* **Directions**
Find all lines in the records that include the word "value", and copy them out.

* **Records for the task**
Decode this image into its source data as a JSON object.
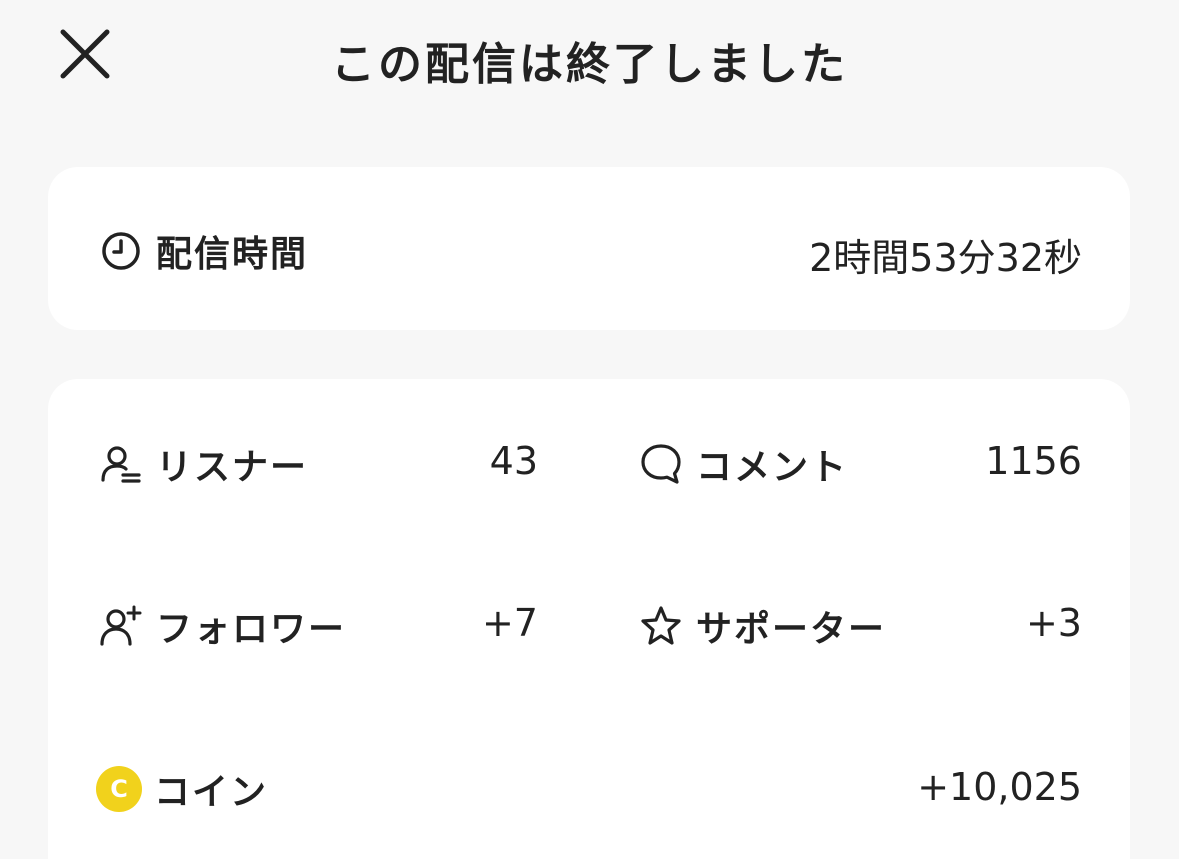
{
  "header": {
    "title": "この配信は終了しました",
    "close_icon": "close-icon"
  },
  "duration": {
    "label": "配信時間",
    "value": "2時間53分32秒",
    "icon": "clock-icon"
  },
  "stats": {
    "listeners": {
      "label": "リスナー",
      "value": "43",
      "icon": "listener-icon"
    },
    "comments": {
      "label": "コメント",
      "value": "1156",
      "icon": "comment-bubble-icon"
    },
    "followers": {
      "label": "フォロワー",
      "value": "+7",
      "icon": "add-user-icon"
    },
    "supporters": {
      "label": "サポーター",
      "value": "+3",
      "icon": "star-icon"
    },
    "coins": {
      "label": "コイン",
      "value": "+10,025",
      "icon": "coin-icon",
      "icon_text": "C",
      "icon_color": "#f1d21c"
    }
  }
}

* **Answer space**
    "value": "2時間53分32秒",
      "value": "43",
      "value": "1156",
      "value": "+7",
      "value": "+3",
      "value": "+10,025",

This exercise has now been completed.